# Thread: validity of convergent sequences with strict inequalities

1. ## validity of convergent sequences with strict inequalities

Suppose there are two sequences {xk} and {yk} of reals such that {xk} converges to x, and yk converges to y.

I know that if xk >= yk for all k>=m, then x>=y.

However, if xk>yk for all k>=m, would x>y hold true as well?

I'm rather bad with understanding subtle differences when it comes to strict inequalities, so please provide a reason as well.

2. Originally Posted by dgmath
Suppose there are two sequences {xk} and {yk} of reals such that {xk} converges to x, and yk converges to y.

I know that if xk >= yk for all k>=m, then x>=y.

However, if xk>yk for all k>=m, would x>y hold true as well?

I'm rather bad with understanding subtle differences when it comes to strict inequalities, so please provide a reason as well.
Of course not. $\displaystyle 0<\frac{1}{n}$
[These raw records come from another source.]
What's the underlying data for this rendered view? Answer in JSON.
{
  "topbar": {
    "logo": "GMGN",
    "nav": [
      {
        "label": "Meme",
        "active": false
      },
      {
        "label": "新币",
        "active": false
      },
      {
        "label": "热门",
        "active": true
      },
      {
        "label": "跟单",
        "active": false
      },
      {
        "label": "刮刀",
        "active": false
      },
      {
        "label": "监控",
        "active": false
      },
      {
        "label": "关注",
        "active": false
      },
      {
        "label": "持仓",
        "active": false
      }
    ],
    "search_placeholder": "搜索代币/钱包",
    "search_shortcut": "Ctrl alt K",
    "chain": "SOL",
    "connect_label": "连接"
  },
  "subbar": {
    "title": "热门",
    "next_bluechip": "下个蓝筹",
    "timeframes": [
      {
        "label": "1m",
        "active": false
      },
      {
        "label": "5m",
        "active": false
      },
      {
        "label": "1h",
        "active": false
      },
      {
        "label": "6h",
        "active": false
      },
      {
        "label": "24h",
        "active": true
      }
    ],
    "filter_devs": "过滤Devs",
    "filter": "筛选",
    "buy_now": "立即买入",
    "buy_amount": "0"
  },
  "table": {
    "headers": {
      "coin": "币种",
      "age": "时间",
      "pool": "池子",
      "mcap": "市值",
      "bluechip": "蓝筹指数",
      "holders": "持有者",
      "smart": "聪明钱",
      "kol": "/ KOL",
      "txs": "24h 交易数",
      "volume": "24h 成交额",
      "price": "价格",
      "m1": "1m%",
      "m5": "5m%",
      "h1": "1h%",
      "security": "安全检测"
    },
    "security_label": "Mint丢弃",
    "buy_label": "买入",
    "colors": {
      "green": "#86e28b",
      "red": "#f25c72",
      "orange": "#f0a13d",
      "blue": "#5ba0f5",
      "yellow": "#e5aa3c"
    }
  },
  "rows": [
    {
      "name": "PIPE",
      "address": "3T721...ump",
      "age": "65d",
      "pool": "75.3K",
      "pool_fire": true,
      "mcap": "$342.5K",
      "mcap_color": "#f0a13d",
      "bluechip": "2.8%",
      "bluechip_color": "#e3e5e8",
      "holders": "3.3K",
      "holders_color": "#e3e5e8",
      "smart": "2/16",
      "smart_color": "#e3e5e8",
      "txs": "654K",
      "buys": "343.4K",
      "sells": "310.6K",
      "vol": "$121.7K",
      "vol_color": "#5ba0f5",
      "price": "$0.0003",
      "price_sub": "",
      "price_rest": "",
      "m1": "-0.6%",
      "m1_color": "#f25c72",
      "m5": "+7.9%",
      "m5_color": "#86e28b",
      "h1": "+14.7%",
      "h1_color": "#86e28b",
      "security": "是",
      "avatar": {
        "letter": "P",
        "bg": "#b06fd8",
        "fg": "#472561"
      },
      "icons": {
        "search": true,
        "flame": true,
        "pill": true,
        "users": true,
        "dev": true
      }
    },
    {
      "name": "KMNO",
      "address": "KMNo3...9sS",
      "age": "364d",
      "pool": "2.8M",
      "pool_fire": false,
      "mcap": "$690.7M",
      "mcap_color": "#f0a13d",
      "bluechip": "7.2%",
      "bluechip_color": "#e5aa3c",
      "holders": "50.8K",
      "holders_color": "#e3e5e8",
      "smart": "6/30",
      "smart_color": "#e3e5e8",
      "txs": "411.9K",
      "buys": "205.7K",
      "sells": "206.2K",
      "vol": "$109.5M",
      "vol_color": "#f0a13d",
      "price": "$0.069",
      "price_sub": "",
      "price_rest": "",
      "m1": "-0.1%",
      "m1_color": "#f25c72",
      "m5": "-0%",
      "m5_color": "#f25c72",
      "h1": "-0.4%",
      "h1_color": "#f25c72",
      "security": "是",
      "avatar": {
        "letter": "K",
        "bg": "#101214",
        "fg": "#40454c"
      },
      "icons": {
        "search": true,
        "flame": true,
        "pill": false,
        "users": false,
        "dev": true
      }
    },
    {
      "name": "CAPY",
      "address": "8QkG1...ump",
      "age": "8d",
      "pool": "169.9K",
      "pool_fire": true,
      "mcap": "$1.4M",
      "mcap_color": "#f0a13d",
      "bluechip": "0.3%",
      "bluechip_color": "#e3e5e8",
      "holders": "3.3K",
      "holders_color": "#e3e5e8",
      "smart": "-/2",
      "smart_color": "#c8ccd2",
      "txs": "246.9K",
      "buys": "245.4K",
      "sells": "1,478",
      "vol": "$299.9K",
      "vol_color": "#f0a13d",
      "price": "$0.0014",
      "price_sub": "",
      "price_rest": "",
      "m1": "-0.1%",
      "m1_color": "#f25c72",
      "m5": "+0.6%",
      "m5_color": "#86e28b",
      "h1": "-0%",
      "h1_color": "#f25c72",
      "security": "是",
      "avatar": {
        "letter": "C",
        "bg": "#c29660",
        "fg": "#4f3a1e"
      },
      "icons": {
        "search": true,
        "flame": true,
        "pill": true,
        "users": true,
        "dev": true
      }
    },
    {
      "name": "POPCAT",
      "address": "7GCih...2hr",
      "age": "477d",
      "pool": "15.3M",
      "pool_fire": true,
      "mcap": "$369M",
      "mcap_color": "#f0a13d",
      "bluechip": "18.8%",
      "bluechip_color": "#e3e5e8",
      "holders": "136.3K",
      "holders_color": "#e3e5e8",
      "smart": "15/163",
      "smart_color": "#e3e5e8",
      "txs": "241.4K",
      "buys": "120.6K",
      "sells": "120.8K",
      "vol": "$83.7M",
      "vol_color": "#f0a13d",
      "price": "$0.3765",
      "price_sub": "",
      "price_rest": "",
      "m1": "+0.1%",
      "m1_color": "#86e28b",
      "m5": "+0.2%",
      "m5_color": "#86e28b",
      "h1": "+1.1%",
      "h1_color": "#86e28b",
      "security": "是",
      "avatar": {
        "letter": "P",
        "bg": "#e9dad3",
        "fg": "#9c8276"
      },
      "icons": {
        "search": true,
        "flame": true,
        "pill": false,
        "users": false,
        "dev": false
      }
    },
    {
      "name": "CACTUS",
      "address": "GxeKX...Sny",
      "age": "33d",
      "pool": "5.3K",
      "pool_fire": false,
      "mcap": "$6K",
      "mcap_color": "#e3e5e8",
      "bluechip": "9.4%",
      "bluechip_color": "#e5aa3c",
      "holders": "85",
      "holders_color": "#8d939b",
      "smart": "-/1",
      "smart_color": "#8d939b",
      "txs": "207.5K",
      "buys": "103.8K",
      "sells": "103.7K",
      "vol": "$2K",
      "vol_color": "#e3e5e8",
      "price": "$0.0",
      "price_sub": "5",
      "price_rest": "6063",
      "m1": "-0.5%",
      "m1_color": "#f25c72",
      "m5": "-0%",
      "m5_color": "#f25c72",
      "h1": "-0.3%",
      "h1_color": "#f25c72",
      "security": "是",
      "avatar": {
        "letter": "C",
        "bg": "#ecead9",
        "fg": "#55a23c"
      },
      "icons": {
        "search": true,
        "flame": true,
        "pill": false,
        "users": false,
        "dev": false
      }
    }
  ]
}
3. Originally Posted by Drexel28
Of course not. $\displaystyle 0<\frac{1}{n}$
um, not sure I understand

4. Originally Posted by dgmath
um, not sure I understand
Define $\displaystyle x_n=0$ and $\displaystyle y_n=\frac{1}{n}$ then $\displaystyle x_n<y_n$ but $\displaystyle \lim\text{ }x_n=\lim\text{ }y_n=0$